▶ _Required work_
Go through the listing and write out all of it exactly.

▶ _Record extracts_
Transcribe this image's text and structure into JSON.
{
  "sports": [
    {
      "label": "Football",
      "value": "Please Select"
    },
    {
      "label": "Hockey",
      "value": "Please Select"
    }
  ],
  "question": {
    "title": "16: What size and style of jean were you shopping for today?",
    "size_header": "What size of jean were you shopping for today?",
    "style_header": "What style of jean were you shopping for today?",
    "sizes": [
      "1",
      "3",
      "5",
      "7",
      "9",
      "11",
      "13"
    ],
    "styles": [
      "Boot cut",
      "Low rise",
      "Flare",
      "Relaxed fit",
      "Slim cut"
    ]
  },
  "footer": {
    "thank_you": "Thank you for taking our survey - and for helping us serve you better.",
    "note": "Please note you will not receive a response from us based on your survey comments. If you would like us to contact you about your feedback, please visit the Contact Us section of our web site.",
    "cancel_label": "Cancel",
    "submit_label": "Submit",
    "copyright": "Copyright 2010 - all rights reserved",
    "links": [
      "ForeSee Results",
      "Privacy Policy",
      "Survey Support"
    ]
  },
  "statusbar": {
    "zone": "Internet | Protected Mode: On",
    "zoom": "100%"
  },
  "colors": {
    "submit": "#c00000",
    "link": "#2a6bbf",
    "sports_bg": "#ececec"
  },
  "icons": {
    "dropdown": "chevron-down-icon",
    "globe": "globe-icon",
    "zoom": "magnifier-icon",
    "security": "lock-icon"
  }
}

▶ _Response_
Transcribe this image's text and structure into JSON.
{
  "sports": [
    {
      "label": "Football",
      "value": "Please Select"
    },
    {
      "label": "Hockey",
      "value": "Please Select"
    }
  ],
  "question": {
    "title": "16: What size and style of jean were you shopping for today?",
    "size_header": "What size of jean were you shopping for today?",
    "style_header": "What style of jean were you shopping for today?",
    "sizes": [
      "1",
      "3",
      "5",
      "7",
      "9",
      "11",
      "13"
    ],
    "styles": [
      "Boot cut",
      "Low rise",
      "Flare",
      "Relaxed fit",
      "Slim cut"
    ]
  },
  "footer": {
    "thank_you": "Thank you for taking our survey - and for helping us serve you better.",
    "note": "Please note you will not receive a response from us based on your survey comments. If you would like us to contact you about your feedback, please visit the Contact Us section of our web site.",
    "cancel_label": "Cancel",
    "submit_label": "Submit",
    "copyright": "Copyright 2010 - all rights reserved",
    "links": [
      "ForeSee Results",
      "Privacy Policy",
      "Survey Support"
    ]
  },
  "statusbar": {
    "zone": "Internet | Protected Mode: On",
    "zoom": "100%"
  },
  "colors": {
    "submit": "#c00000",
    "link": "#2a6bbf",
    "sports_bg": "#ececec"
  },
  "icons": {
    "dropdown": "chevron-down-icon",
    "globe": "globe-icon",
    "zoom": "magnifier-icon",
    "security": "lock-icon"
  }
}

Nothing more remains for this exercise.